Star-studded 'Band' doc frustrates Toronto critics on opening night

Andrew MARSZAL
Canadian musician Robbie Robertson, whose memoirs inspired Toronto opening film "Once Were Brothers," provides first-person narration throughout the documentary

Tales of The Band's descent into drug-fueled feuding are as well-worn as their pioneering Americana sound -- but a star-studded documentary opening the Toronto film festival has stoked controversy by largely ignoring them.

"Once Were Brothers: Robbie Robertson and the Band," executive produced by Martin Scorsese and featuring rock legends including Bruce Springsteen, Van Morrison and Eric Clapton, was showcased Thursday at North America's biggest film festival.

It follows de facto band leader Robertson's journey from childhood in Toronto, through playing alongside Bob Dylan on his infamous "electric" tour, to culminate with The Band's farewell 1976 gig.

The rock outfit never again all appeared on stage after "The Last Waltz" concert, with rifts emerging among the group -- in particular between Robertson and drummer Levon Helm, who lapsed into heroin addiction.

"I loved Levon, and we were not 'like brothers' to me -- we were brothers," Robertson said Thursday.

"Years later, I wasn't there -- but for him, it went to another place, and I had no control over that. So I just stepped aside," he added.

The Band reformed without Robertson soon after the farewell concert, and toured until another member, Richard Manuel, killed himself. Helm, who penned a memoir accusing Robertson of breaking up the group and monopolizing songwriting credits, died in 2012.

But 26-year-old Canadian director Daniel Roher said he chose to focus on the group's music and camaraderie in their early touring days because that is something "we're going to remember in 100 years."

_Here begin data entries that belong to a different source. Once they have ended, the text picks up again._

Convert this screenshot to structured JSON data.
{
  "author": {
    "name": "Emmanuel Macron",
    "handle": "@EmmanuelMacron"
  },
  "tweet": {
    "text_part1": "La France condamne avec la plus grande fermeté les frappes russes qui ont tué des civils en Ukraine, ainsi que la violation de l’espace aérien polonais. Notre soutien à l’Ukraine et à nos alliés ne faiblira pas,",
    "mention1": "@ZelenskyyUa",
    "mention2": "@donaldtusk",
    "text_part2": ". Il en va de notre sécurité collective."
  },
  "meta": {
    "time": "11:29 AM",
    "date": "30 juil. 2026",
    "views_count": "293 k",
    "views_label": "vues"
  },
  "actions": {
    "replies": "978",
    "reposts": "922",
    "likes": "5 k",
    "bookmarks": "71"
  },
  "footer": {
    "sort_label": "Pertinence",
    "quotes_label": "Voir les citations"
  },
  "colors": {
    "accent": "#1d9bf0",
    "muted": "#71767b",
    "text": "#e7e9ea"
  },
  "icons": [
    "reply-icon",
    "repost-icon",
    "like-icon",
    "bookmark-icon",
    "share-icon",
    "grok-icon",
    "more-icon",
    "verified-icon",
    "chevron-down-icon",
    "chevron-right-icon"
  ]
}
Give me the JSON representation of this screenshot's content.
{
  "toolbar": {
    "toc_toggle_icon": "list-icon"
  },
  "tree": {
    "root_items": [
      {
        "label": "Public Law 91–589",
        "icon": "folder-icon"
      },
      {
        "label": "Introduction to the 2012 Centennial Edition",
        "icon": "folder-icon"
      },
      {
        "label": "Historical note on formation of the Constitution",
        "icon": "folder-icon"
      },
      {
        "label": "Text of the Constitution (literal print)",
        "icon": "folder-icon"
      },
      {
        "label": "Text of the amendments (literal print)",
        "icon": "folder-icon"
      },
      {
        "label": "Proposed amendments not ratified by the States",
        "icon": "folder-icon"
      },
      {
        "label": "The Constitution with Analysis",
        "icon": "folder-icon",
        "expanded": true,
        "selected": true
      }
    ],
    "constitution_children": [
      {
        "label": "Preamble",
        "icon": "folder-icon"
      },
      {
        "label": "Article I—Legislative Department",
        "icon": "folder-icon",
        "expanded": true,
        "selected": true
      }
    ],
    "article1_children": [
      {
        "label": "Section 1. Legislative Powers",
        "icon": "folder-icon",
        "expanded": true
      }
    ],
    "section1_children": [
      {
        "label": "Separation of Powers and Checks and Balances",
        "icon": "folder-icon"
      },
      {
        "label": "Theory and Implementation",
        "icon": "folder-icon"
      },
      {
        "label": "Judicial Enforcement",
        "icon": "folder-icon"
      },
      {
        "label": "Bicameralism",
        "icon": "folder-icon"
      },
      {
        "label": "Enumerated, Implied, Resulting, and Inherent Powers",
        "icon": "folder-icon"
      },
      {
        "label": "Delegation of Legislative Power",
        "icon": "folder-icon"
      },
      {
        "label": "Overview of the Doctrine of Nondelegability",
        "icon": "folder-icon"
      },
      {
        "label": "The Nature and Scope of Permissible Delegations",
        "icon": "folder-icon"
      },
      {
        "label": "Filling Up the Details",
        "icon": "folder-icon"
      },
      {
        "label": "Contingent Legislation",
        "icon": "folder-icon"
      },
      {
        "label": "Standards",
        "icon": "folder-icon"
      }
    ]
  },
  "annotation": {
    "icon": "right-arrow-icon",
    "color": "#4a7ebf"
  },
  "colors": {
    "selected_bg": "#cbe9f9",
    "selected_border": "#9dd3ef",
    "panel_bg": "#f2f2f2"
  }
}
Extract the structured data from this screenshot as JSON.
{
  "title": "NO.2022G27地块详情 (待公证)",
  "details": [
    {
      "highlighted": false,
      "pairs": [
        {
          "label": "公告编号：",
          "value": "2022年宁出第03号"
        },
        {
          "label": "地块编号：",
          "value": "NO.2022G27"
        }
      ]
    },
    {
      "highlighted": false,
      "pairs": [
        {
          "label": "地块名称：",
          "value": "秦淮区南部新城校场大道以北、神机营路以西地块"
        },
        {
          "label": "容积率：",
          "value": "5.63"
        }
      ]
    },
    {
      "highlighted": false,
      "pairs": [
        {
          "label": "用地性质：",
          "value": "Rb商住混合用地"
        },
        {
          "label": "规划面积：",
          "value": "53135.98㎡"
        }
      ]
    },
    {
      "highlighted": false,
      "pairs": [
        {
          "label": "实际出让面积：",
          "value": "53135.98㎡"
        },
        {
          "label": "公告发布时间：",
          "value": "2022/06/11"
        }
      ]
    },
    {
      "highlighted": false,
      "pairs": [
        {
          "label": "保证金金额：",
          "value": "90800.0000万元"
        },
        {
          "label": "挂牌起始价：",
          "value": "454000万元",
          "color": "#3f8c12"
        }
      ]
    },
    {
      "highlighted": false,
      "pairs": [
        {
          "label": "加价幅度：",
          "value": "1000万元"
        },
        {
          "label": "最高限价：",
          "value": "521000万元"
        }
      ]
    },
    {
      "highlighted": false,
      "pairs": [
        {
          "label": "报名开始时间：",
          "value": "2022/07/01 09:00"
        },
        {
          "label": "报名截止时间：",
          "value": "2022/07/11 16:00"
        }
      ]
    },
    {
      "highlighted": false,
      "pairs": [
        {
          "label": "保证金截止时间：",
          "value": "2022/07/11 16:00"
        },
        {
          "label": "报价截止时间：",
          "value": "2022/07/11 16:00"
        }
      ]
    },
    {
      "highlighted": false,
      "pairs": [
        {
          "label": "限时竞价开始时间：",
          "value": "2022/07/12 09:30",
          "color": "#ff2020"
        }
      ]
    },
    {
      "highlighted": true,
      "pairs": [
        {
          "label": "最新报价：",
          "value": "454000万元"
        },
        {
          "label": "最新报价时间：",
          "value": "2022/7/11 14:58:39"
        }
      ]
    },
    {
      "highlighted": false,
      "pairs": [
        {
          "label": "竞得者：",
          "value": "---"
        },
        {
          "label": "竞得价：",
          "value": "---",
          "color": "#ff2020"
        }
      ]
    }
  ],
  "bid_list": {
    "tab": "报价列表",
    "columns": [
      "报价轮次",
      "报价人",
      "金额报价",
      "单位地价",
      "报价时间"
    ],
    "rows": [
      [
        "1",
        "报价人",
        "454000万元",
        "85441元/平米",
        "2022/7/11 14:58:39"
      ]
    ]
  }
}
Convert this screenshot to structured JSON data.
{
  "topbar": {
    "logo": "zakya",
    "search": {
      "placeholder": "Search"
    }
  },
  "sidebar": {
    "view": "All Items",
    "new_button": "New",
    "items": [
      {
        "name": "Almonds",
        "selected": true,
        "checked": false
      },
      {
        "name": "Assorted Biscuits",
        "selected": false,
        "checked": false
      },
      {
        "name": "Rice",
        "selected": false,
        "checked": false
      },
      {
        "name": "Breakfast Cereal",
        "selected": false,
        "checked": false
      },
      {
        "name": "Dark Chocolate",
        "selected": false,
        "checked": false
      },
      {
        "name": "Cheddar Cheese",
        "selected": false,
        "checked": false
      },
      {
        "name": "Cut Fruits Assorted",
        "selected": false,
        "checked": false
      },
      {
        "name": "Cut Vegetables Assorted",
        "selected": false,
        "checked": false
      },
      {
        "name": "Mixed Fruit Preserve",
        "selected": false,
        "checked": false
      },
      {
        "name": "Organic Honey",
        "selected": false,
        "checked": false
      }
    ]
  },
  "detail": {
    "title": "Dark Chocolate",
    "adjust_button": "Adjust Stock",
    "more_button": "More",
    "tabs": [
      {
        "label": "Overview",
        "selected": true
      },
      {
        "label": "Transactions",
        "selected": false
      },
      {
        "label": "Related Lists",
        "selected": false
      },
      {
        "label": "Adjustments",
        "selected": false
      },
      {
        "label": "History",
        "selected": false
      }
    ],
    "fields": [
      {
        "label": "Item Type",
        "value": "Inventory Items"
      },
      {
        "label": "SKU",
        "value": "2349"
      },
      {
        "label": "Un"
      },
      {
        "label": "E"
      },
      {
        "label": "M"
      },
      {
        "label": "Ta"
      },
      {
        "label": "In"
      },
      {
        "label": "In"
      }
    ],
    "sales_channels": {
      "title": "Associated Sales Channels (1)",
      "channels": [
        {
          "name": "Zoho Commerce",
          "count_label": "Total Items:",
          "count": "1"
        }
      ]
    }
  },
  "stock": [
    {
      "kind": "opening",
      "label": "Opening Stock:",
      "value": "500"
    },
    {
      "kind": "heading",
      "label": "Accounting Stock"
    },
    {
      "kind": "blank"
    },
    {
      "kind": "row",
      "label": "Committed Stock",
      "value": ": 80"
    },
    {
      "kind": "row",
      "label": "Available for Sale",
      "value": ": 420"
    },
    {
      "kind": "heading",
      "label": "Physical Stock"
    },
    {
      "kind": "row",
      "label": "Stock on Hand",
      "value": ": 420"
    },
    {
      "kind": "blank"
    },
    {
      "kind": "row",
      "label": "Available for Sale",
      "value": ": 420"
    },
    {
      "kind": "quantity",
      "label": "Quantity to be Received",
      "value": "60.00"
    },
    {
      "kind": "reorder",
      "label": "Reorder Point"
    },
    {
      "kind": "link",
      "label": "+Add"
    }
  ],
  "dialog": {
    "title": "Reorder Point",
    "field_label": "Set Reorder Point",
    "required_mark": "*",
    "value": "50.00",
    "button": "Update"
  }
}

"Part of the legacy of The Band, a lot of the oxygen in that room was absorbed by this apparent feud," he said.

"I really just put emphasis on the brotherhood, and what these guys did together, and this extraordinary creative collaboration. And that's what I'm really excited about to share with the film," he added.

Initial reviews suggested that approach was wide of the mark.

The Hollywood Reporter said the film took "a respectful fan's-eye view" but avoided taking "more artistic chances," while Indiewire accused it of "reckless self-mythologizing" on behalf of Robertson.

The Wrap said the film's "truncated timeline" was "frustrating," and called its selection as the festival's opening-night movie "an odd choice."

- Suspension of disbelief -

Robertson -- whose memoirs inspired the film, and who provides first-person narration throughout the documentary -- did not answer any journalists' questions on the glitzy premiere's red carpet.

Also in attendance was Scorsese, a longtime collaborator with Robertson who will use the musician's talents for the score of his upcoming "The Irishman."

The only other surviving band member, Garth Hudson, did not appear.

Festival head Cameron Bailey introduced the opening film by inviting leaders of Canada's indigenous First Nations peoples onto the stage, noting to loud applause that "This is the sacred land that has been the site of human activity for 15,000 years."

Elsewhere, British director Armando Iannucci's "The Personal History of David Copperfield" received its world premiere.

The film adaptation of Charles Dickens's classic autobiographical novel, set in Victorian London, stars Dev Patel in a title role typically played by white actors.

"As long as you embody a character, there's already a suspension of disbelief in the audience anyway," actress Rosalind Eleazar told Variety. "As long as the actors do a good job... why not?"

Hugh Laurie and Tilda Swinton also star along with Game of Thrones' Gwendoline Christie in a cast jokingly described by Patel as the "British Avengers."